The common assumption is that since Janet Yellen is well-qualified and has been nominated to serve as Federal Reserve chair that she will, in fact, serve as Federal Reserve chair. That's in part because we haven't ever really had a confirmation fight for the Fed gig. But I don't think she'll get in without a fight. The reconfirmation of Ben Bernanke for a second term by a 70-30 vote was the weakest showing of any Fed nominee ever. And that was a Democratic president reappointing a Republican to a job he already held, under circumstances where there was no real public anti-Bernanke organizing.
By contrast, a conservative group called American Principles in Action is already organizing against Yellen:
Their argument is basically just so much derp. Yellen stands accused of being some kind of madcap inflationista for thinking that the Federal Reserve should pursue its legal mandate to give weight to both price stability and employment maximization in its decision-making. There is absolutely nothing in any way unusual about her views on this. Congress could, if it wanted to, change the Fed's legal mandate (though I think that would be a bad idea) but the idea of condemning a veteran Fed official for a long record of believing that Fed officials ought to behave in the way that they are legally required to behave is nutty.

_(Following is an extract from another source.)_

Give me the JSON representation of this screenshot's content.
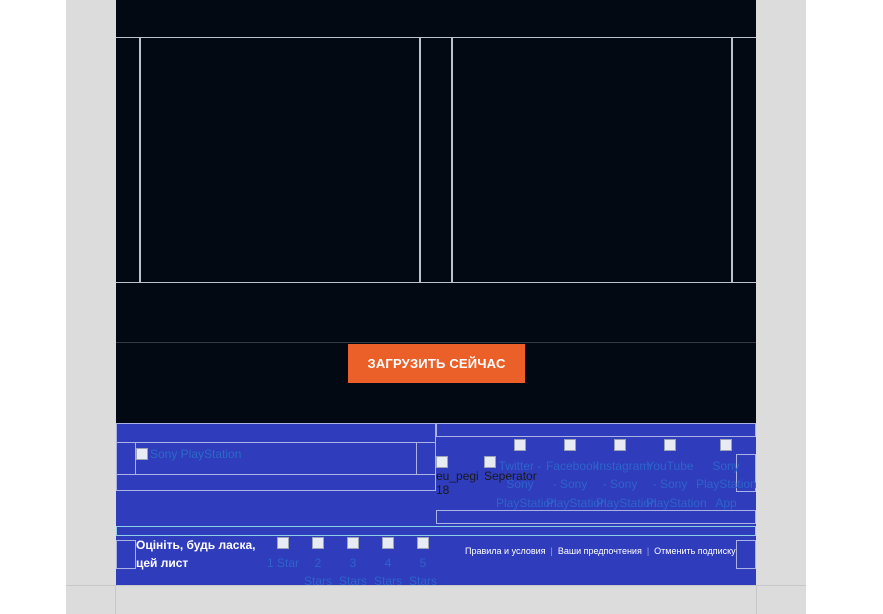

That said, nutty imperatives have a way of gaining prominence on the right. Organizing against Yellen is a no-brainer for conservative groups eager to engage in a little grassroots fundraising. Talk radio episodes and Fox segments about the evils of Yellen are sure to be better for ratings than segments defending her. And then once it becomes defined that the True Conservative stance is to vote no on Yellen, who's going to want to stand against that?